“The Keys of the Kingdom of Heaven”
“I will give unto thee the keys of the kingdom of heaven.” —Matthew 16:19
One of the chief differences between the Church of Rome and the rest of outward Christendom is its claim that the Lord Jesus gave “the keys of the kingdom of heaven” exclusively to the Apostle Peter and to his direct line of successors, namely, the incumbents of the Papacy, that “line of succession” lacking ANY proof whatsoever from Holy Scripture. The Savior did in fact say to Peter in explanation of “the keys” and in description of their function: “Whatsoever thou [singular] shalt bind on earth shall be bound in heaven [the binding or closing key], and whatsoever thou [singular] shalt loose on earth shall be loosed in heaven [the loosing or opening key]” (Matthew 16:19b). However, in direct contradiction of Rome’s assertion that Christ gave the keys exclusively to Peter, we read two chapters further on in Matthew’s Gospel that He gave the very same keys and their function to ALL the apostles, saying to them: “Verily I say unto you [plural]: ‘Whatsoever ye [plural] shall bind on earth shall be bound in heaven, and whatsoever ye [plural] shall loose on earth shall be loosed in heaven” (Matthew 18:18). And this latter authorization comes immediately after Christ’s directive to bring the trespass of an impenitent sinner, after admonition by two or three brethren, “unto the church” or local congregation, so that he or she may “hear” its admonition as the third and final step in Christian remonstrance, to the end that the penitent sinner may be absolved by the ministration of the Gospel (the remitting key), and that the impenitent may be excluded by the ministration of the Law (the retaining key), “as long as he does not repent” (Luther; cf. Luke 13:3; Acts 3:19).

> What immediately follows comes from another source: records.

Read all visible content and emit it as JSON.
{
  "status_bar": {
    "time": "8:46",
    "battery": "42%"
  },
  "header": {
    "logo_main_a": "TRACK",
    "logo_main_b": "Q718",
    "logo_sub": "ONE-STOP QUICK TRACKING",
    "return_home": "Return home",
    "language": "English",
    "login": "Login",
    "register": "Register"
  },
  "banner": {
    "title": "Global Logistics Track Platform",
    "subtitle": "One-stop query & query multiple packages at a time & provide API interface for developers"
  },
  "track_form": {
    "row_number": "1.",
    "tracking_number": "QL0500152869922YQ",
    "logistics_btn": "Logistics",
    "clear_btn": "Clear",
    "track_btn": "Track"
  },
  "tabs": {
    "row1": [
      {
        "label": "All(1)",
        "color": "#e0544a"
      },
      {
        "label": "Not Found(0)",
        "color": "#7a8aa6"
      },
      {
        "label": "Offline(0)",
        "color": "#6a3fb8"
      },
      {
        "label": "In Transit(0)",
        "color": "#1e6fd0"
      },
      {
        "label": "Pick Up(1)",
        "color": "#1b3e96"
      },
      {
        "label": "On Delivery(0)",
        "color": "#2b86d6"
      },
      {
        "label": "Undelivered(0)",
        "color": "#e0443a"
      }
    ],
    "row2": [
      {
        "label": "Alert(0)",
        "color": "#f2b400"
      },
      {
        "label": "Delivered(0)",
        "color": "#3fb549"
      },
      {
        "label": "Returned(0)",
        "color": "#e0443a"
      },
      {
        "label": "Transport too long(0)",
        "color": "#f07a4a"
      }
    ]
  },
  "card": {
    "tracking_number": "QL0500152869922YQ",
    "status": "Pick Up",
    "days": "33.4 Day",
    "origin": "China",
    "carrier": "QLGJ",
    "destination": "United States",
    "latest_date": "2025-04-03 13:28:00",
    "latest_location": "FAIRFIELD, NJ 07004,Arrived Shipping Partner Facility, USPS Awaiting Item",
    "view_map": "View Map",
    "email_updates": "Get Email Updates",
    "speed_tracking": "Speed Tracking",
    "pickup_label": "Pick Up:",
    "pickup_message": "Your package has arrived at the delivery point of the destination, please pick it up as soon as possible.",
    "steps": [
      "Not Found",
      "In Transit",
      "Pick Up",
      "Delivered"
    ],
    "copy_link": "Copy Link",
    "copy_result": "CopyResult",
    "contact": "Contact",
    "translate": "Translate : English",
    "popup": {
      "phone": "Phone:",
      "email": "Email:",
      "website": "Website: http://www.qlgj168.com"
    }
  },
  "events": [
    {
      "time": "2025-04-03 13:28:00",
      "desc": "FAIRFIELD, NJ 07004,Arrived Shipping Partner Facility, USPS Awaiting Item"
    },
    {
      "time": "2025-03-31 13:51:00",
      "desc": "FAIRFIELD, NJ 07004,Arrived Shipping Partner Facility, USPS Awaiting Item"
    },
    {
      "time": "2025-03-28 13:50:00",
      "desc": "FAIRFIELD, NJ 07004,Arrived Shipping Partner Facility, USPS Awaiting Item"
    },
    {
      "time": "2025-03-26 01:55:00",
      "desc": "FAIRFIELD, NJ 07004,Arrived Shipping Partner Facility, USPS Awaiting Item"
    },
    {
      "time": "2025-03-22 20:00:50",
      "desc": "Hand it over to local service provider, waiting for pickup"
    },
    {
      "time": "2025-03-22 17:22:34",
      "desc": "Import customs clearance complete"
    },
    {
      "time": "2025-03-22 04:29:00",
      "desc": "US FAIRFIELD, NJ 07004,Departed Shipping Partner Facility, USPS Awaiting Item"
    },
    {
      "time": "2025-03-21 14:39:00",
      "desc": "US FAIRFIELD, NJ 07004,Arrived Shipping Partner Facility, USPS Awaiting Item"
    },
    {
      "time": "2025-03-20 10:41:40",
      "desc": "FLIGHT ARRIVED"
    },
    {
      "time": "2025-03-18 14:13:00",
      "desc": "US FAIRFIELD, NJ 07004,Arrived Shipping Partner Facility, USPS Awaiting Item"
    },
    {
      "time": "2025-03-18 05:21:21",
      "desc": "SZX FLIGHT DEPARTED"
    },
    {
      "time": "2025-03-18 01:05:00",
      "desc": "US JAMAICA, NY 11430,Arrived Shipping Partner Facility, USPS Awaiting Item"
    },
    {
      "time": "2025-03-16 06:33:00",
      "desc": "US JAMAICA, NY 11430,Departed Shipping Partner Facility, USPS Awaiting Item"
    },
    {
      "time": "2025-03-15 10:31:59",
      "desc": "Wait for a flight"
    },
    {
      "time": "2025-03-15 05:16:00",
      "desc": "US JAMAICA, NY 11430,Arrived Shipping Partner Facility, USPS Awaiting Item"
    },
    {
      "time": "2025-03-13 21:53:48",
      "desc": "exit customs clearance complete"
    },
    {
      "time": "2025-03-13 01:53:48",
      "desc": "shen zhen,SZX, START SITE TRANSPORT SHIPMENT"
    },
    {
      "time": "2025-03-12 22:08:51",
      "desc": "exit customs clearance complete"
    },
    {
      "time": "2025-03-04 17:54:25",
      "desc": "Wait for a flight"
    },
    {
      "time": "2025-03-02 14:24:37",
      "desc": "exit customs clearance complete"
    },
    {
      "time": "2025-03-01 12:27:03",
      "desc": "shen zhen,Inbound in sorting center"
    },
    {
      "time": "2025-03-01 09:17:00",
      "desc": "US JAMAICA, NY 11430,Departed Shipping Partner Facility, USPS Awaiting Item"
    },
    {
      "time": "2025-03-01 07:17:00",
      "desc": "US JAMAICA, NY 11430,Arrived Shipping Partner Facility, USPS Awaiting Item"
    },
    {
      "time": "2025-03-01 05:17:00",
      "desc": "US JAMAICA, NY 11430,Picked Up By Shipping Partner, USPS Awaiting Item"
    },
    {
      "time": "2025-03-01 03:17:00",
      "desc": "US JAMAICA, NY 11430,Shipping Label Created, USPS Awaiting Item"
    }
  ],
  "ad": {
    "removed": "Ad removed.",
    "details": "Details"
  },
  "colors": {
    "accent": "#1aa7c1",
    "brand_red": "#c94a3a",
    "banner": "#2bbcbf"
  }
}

Thus Luther sets forth in his Small Catechism or Enchiridion the following question under the Fifth Chief Part of Christian Doctrine: “What is the Office of the Keys?” And he answers on the basis of Scripture: “It is the peculiar [i.e. unique] church power which Christ has given to His Church on earth to forgive the sins of penitent sinners but to retain the sins of the impenitent as long as they do not repent.” And, as Scripture proof of this function of the Keys, he cites the Savior in John 20:22-23 as answering the question “Where is this written?” saying: “Thus writes the holy Evangelist John, chapter twentieth: The Lord Jesus breathed on His disciples and saith unto them, ‘Receive ye the Holy Ghost. Whosesoever sins ye remit, they are remitted unto them; and whosesoever sins ye retain, they are retained.’”
Therefore we summarize the definition of the Office of the Keys in our “short explanation of Luther’s Small Catechism” (CPH, 1943, Q/A 267) as follows: “The Office of the Keys is the power, or authority, to preach the Word of God, to administer the Sacraments, and especially the power to forgive and retain sins” (I Peter 2:9; Mark 16:15-16; Matthew 28:18-20; John 20:22-23; Matthew 18:18). Then in Q/A 268: “This power is called the Office of the Keys because it opens heaven by forgiving sins, or closes heaven by retaining sins” (Matthew 16:19); and in Q/A 270: “Christ has given this power to His Church on earth [that is, to every individual believer], especially [for its special public administration and application] to every local congregation” (Matthew 16:19; John 20:22-23; I Peter 2:9; and Matthew 18:17-20) which (Q/A 275) “according to God’s will…chooses and calls men as ministers [pastors], who in the name of Christ and in the name of the congregation publicly perform the functions of the Office of the Keys” (Acts 20:28; Ephesians 4:10-12; I Corinthians 4:1; I Peter 5:1-3; Hebrews 13:17; II Timothy 4:1-5). —“What do you believe according to these words?” asks Luther. “I believe that when the called ministers of Christ deal with us by His divine command, especially when they exclude manifest and impenitent sinners from the Christian congregation, and again when they absolve those who repent of their sins and are willing to amend, this is as valid and certain in heaven also, as if Christ our dear Lord dealt with us Himself” (The Pastoral Office of the local congregation).
—D. T. M.